Hello, my name is attorney Jason Lile and I am the Oklahoma Will and Trust lawyer for Northeastern Oklahoma in your area. I’d like to talk to you a little bit today about something that causes some confusion amongst my clients when it comes to estate planning. I often get approached or asked by new clients to draft a trust or a will and they want to know the difference. Most people don’t understand the difference. So let me tell you a little bit about the difference.
The Power of a Trust vs. a Will
The nice thing about a trust is that if the condition springs it into existence, meaning you’re your own trustee unless and until you become incapacitated or you die. When one of those things happens, your successor trustee takes over and has the power over the property that’s put in the trust. The trust contains instructions for that to happen. A will is basically the same thing. It’s a document that says when you die, then you nominate somebody to do the same thing. But the main difference and this is important, is in order to get the power that’s given to somebody by a will, that person or somebody else has to file a probate action in the district court.
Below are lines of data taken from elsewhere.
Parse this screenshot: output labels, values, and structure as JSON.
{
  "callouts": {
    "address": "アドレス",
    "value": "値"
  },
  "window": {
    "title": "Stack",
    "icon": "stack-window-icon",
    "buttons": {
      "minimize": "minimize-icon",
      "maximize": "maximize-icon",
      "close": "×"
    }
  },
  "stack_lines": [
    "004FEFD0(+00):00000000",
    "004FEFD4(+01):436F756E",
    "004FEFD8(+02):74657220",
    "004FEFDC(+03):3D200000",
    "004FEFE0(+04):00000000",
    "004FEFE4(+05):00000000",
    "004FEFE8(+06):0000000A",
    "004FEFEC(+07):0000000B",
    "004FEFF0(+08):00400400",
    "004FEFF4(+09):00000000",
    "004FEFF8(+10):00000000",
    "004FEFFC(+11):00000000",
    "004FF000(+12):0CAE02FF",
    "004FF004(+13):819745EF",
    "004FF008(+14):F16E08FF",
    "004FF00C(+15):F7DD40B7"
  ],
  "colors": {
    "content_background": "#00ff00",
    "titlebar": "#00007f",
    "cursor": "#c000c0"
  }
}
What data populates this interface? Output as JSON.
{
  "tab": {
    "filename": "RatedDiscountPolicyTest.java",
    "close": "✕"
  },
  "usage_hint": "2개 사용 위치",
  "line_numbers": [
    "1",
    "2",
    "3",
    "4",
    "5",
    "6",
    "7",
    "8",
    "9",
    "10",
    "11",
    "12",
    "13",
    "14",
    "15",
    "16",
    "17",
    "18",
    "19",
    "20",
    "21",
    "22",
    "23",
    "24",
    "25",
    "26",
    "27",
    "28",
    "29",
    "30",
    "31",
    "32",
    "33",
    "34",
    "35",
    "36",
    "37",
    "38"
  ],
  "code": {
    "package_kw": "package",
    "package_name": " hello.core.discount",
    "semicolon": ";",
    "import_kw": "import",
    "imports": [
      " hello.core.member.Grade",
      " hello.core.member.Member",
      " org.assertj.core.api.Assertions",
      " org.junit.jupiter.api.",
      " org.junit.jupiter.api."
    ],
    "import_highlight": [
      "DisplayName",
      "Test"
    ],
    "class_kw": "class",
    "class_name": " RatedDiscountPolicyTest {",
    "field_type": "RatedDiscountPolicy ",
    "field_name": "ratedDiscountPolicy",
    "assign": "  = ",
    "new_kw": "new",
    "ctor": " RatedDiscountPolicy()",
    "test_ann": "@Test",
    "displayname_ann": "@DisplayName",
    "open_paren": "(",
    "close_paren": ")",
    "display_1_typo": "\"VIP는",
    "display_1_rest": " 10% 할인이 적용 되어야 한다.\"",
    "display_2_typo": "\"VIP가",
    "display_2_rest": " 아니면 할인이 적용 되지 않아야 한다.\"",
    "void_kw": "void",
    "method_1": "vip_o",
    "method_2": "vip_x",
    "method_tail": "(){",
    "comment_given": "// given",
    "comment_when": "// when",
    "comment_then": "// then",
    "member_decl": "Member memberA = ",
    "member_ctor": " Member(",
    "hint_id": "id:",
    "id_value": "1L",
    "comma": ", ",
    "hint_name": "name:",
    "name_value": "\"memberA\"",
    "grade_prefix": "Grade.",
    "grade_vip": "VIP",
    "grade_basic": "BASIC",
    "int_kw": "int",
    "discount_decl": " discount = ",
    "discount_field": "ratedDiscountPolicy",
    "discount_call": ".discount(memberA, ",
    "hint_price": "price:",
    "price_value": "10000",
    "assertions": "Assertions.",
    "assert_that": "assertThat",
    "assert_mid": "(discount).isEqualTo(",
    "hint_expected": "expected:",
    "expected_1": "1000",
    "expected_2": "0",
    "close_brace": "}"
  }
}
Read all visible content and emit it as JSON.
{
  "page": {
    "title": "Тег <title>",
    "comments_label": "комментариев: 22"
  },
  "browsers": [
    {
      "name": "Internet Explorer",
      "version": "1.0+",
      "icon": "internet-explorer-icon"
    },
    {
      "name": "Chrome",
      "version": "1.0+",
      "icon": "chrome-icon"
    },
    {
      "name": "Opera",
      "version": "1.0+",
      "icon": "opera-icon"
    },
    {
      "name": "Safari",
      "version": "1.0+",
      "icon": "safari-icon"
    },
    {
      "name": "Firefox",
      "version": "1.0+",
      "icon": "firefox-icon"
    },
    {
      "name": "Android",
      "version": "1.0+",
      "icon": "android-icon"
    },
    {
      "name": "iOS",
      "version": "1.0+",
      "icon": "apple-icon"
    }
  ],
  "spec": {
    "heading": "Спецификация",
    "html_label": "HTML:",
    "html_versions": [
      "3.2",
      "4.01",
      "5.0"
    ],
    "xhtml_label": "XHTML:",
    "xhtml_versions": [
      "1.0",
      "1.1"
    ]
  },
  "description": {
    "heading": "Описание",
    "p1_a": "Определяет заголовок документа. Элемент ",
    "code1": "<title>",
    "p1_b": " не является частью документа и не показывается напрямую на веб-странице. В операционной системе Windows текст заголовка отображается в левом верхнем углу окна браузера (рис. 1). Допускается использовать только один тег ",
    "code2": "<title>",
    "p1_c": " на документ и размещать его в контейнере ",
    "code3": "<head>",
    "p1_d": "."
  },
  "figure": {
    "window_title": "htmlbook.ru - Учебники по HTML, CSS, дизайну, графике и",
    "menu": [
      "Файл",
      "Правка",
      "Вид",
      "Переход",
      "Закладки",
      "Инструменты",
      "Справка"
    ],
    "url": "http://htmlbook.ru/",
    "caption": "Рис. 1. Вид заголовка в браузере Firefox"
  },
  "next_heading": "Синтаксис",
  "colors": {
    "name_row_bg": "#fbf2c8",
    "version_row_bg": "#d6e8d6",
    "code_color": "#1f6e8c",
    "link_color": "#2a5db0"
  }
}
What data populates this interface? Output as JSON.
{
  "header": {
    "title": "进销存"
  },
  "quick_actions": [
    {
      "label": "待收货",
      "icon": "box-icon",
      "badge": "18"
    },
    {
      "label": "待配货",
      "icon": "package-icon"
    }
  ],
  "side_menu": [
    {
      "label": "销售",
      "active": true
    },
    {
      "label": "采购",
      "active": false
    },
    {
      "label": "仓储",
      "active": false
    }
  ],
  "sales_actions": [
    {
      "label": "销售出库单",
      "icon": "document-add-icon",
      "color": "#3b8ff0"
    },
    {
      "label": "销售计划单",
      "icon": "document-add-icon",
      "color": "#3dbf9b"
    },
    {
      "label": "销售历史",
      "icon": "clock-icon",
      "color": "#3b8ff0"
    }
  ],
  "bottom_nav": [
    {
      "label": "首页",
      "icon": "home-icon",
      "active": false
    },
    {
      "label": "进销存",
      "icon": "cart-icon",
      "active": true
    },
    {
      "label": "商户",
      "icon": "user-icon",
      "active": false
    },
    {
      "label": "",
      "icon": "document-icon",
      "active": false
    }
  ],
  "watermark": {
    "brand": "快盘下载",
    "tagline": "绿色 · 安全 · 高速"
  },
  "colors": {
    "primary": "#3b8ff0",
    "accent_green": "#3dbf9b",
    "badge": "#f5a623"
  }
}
Avoiding Probate with a Trust
Because when you file a probate action, you’re essentially asking the judge, please recognize that this person died in this county and they died with a will, if that’s the case or without, that if there’s a will, they died with a will, who’s asking to be the personal representative? Does the will name somebody? Does anybody object? It’s only then after you get past that first hearing that determines those things that the judge signs some documents called letters of, letters of testamentary if there’s a will, is what they’re called, and an order declaring who the heirs are and who the personal representative is. So until you have those documents and they’re filed with the court clerk, you as the personal representative or whomever you appointed will not have the power to help you manage your estate. So we often tell people we draft trusts to avoid probate because if somebody is not going to sue you into probate, a creditor or a family member, then the trustee will have power immediately over the estate by virtue of the trust and they don’t have to go to probate.
Reach Out to a Will and Trust Attorney
If you need more information or would like to speak with a Tulsa trust lawyer, contact us at oklahomawillandtrust.com.